Nearly 75% of survey respondents reported they did not have an advance medical directive in a 2014 study conducted by the American Journal of Preventive Medicine. An advance medical directive may be a general power of attorney for healthcare matters, a directive to physicians, a living will, or any combination of those – in essence any document or documents which appoint an agent to make healthcare related decisions for you if you are not able to make them for yourself and gives instruction to that agent about what healthcare decisions you would make for yourself if you were able.
The main reason why the respondents without these documents stated they did not have advance medical directives in place was a “lack of awareness.” So, what were they not aware of?
In Nevada, the Power of Attorney for Healthcare allows you to do the following:
· 1. Nominate an agent (and alternate agents) to act on your behalf if you are unable to;
· 2. Outlines your wishes regarding medical treatment and end of life decisions; and
· 3. Nominates a person to serve as a guardian over you should the need arise.
The Directive to Physicians is a statement of your desires regarding end of life decisions directed to your physician should the time come where your agent must make an end of life decision on your behalf.
Having these documents in place can help avoid situations like Aden Hailu’s, discussed in a previous blog by Michael D. Lum, Esq., where families and physicians are gridlocked and unable to make end of life decisions for a loved one.

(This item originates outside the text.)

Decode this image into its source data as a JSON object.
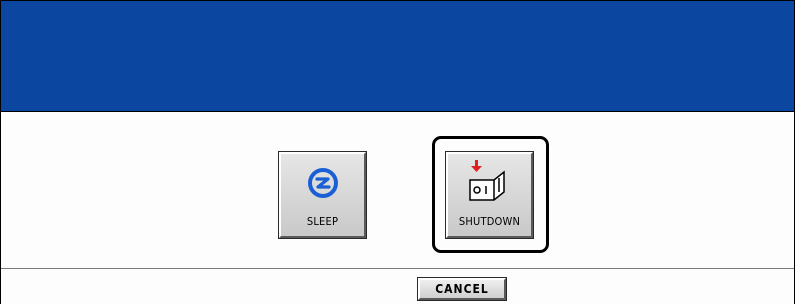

Contact an attorney at the law offices of JEFFREY BURR to discuss any questions you may have about advance health care directives.